▸ **Work task**
Repeat the data word for word and skip the pictures.

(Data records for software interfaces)
----

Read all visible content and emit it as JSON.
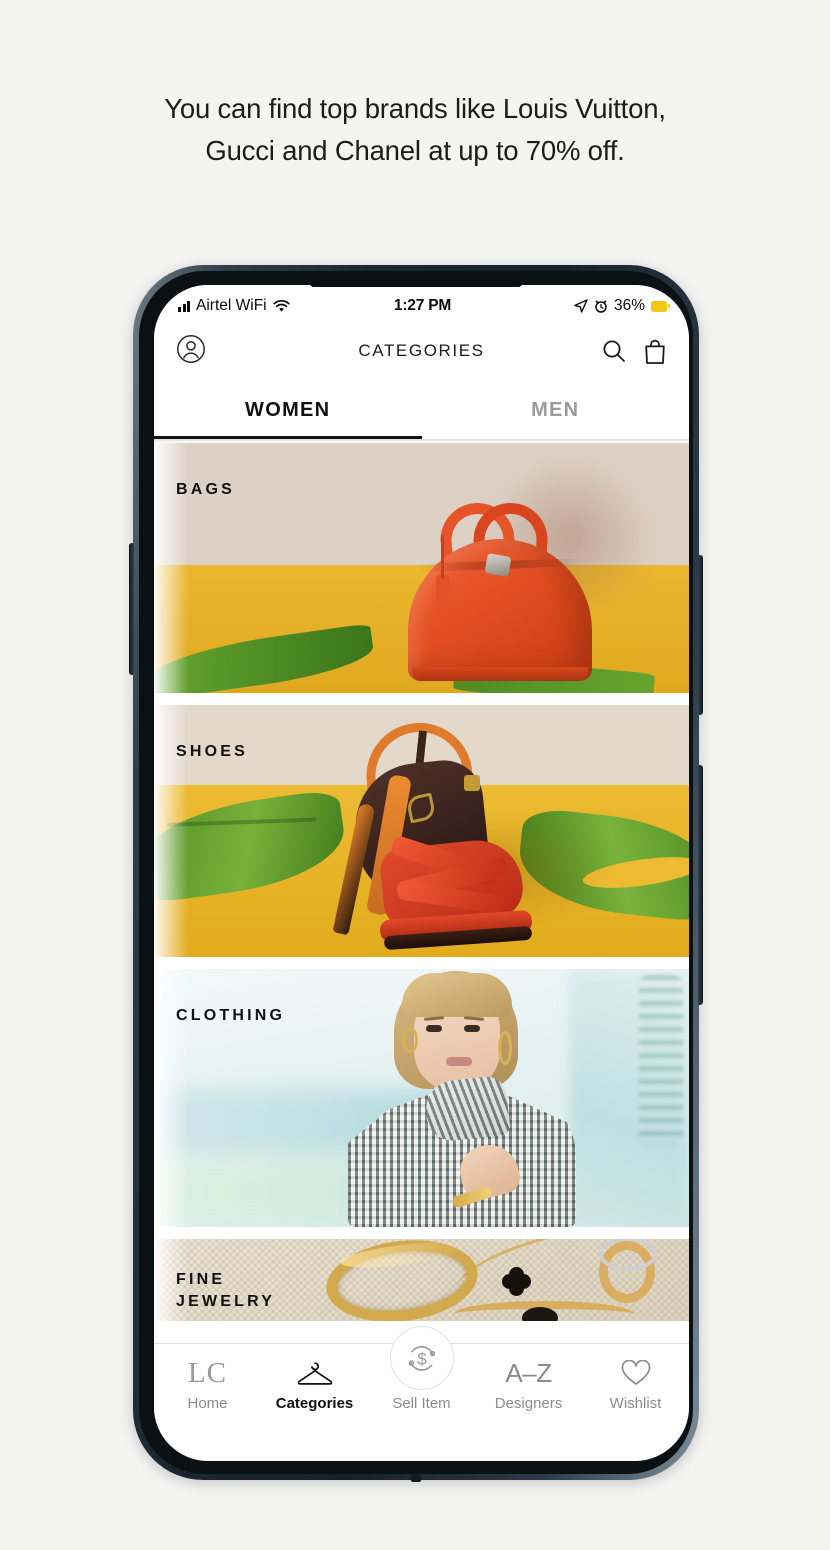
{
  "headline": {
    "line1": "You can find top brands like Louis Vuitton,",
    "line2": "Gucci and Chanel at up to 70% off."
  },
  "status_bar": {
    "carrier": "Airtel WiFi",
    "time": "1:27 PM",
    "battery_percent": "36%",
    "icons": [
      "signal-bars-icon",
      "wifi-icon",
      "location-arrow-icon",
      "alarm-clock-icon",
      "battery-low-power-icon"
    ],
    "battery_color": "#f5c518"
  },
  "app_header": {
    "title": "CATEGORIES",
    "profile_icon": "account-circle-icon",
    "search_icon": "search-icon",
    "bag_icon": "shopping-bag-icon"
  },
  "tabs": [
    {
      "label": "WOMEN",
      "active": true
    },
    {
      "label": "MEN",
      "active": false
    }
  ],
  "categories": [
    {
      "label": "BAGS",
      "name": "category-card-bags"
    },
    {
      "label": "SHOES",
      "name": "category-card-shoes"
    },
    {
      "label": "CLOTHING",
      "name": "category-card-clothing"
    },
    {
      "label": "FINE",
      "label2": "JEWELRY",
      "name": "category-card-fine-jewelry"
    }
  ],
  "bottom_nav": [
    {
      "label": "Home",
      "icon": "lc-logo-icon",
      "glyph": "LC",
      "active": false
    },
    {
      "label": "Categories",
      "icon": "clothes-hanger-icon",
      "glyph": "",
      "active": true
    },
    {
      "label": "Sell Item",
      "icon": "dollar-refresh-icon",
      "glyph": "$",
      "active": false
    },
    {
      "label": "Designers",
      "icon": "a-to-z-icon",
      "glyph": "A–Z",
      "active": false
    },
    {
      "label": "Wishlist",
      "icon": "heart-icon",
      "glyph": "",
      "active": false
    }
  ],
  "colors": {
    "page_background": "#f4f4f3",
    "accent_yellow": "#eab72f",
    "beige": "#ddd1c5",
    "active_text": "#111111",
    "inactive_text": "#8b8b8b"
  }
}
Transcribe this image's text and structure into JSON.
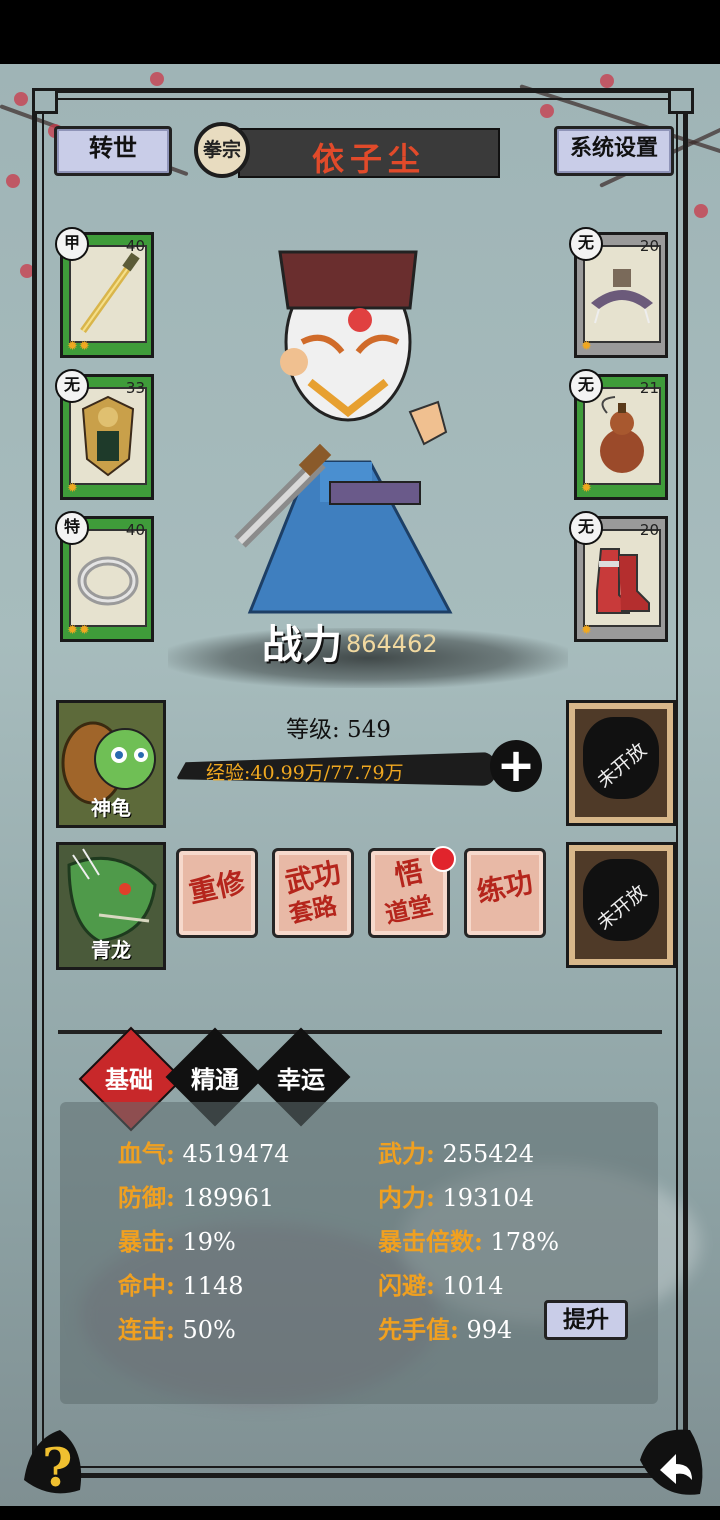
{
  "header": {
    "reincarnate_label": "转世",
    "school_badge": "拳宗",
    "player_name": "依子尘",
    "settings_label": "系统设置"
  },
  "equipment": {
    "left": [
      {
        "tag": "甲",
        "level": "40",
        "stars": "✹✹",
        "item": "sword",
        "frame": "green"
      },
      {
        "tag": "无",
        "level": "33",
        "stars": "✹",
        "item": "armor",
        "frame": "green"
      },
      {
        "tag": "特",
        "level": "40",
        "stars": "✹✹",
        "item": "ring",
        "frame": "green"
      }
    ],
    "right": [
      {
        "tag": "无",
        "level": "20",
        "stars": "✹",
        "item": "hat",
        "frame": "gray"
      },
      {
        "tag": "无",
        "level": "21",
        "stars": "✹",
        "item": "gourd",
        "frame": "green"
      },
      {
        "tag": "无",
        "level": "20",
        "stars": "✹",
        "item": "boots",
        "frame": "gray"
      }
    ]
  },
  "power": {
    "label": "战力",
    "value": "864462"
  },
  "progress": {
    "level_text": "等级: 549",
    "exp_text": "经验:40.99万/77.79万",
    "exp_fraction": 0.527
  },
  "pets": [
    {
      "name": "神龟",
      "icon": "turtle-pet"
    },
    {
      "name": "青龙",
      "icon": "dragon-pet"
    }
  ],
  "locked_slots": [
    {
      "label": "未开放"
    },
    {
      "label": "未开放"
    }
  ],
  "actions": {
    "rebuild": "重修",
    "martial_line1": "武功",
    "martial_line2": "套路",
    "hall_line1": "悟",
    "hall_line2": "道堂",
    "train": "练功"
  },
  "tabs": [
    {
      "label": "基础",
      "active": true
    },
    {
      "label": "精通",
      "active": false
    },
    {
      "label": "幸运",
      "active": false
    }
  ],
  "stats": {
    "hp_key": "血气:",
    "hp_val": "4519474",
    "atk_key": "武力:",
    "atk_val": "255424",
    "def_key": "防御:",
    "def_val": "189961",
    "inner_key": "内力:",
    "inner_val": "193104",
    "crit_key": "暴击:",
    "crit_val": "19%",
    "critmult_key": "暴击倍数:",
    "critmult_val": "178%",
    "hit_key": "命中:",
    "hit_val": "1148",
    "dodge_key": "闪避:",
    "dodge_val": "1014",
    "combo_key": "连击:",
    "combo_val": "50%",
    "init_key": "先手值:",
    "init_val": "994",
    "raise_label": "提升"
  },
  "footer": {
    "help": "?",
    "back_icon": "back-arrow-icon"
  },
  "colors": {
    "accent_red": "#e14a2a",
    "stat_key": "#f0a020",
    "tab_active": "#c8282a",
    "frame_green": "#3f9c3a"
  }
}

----

▸ **Result**
Read all visible content and emit it as JSON.
{
  "headline": {
    "line1": "You can find top brands like Louis Vuitton,",
    "line2": "Gucci and Chanel at up to 70% off."
  },
  "status_bar": {
    "carrier": "Airtel WiFi",
    "time": "1:27 PM",
    "battery_percent": "36%",
    "icons": [
      "signal-bars-icon",
      "wifi-icon",
      "location-arrow-icon",
      "alarm-clock-icon",
      "battery-low-power-icon"
    ],
    "battery_color": "#f5c518"
  },
  "app_header": {
    "title": "CATEGORIES",
    "profile_icon": "account-circle-icon",
    "search_icon": "search-icon",
    "bag_icon": "shopping-bag-icon"
  },
  "tabs": [
    {
      "label": "WOMEN",
      "active": true
    },
    {
      "label": "MEN",
      "active": false
    }
  ],
  "categories": [
    {
      "label": "BAGS",
      "name": "category-card-bags"
    },
    {
      "label": "SHOES",
      "name": "category-card-shoes"
    },
    {
      "label": "CLOTHING",
      "name": "category-card-clothing"
    },
    {
      "label": "FINE",
      "label2": "JEWELRY",
      "name": "category-card-fine-jewelry"
    }
  ],
  "bottom_nav": [
    {
      "label": "Home",
      "icon": "lc-logo-icon",
      "glyph": "LC",
      "active": false
    },
    {
      "label": "Categories",
      "icon": "clothes-hanger-icon",
      "glyph": "",
      "active": true
    },
    {
      "label": "Sell Item",
      "icon": "dollar-refresh-icon",
      "glyph": "$",
      "active": false
    },
    {
      "label": "Designers",
      "icon": "a-to-z-icon",
      "glyph": "A–Z",
      "active": false
    },
    {
      "label": "Wishlist",
      "icon": "heart-icon",
      "glyph": "",
      "active": false
    }
  ],
  "colors": {
    "page_background": "#f4f4f3",
    "accent_yellow": "#eab72f",
    "beige": "#ddd1c5",
    "active_text": "#111111",
    "inactive_text": "#8b8b8b"
  }
}
Transcribe this image's text and structure into JSON.
{
  "header": {
    "reincarnate_label": "转世",
    "school_badge": "拳宗",
    "player_name": "依子尘",
    "settings_label": "系统设置"
  },
  "equipment": {
    "left": [
      {
        "tag": "甲",
        "level": "40",
        "stars": "✹✹",
        "item": "sword",
        "frame": "green"
      },
      {
        "tag": "无",
        "level": "33",
        "stars": "✹",
        "item": "armor",
        "frame": "green"
      },
      {
        "tag": "特",
        "level": "40",
        "stars": "✹✹",
        "item": "ring",
        "frame": "green"
      }
    ],
    "right": [
      {
        "tag": "无",
        "level": "20",
        "stars": "✹",
        "item": "hat",
        "frame": "gray"
      },
      {
        "tag": "无",
        "level": "21",
        "stars": "✹",
        "item": "gourd",
        "frame": "green"
      },
      {
        "tag": "无",
        "level": "20",
        "stars": "✹",
        "item": "boots",
        "frame": "gray"
      }
    ]
  },
  "power": {
    "label": "战力",
    "value": "864462"
  },
  "progress": {
    "level_text": "等级: 549",
    "exp_text": "经验:40.99万/77.79万",
    "exp_fraction": 0.527
  },
  "pets": [
    {
      "name": "神龟",
      "icon": "turtle-pet"
    },
    {
      "name": "青龙",
      "icon": "dragon-pet"
    }
  ],
  "locked_slots": [
    {
      "label": "未开放"
    },
    {
      "label": "未开放"
    }
  ],
  "actions": {
    "rebuild": "重修",
    "martial_line1": "武功",
    "martial_line2": "套路",
    "hall_line1": "悟",
    "hall_line2": "道堂",
    "train": "练功"
  },
  "tabs": [
    {
      "label": "基础",
      "active": true
    },
    {
      "label": "精通",
      "active": false
    },
    {
      "label": "幸运",
      "active": false
    }
  ],
  "stats": {
    "hp_key": "血气:",
    "hp_val": "4519474",
    "atk_key": "武力:",
    "atk_val": "255424",
    "def_key": "防御:",
    "def_val": "189961",
    "inner_key": "内力:",
    "inner_val": "193104",
    "crit_key": "暴击:",
    "crit_val": "19%",
    "critmult_key": "暴击倍数:",
    "critmult_val": "178%",
    "hit_key": "命中:",
    "hit_val": "1148",
    "dodge_key": "闪避:",
    "dodge_val": "1014",
    "combo_key": "连击:",
    "combo_val": "50%",
    "init_key": "先手值:",
    "init_val": "994",
    "raise_label": "提升"
  },
  "footer": {
    "help": "?",
    "back_icon": "back-arrow-icon"
  },
  "colors": {
    "accent_red": "#e14a2a",
    "stat_key": "#f0a020",
    "tab_active": "#c8282a",
    "frame_green": "#3f9c3a"
  }
}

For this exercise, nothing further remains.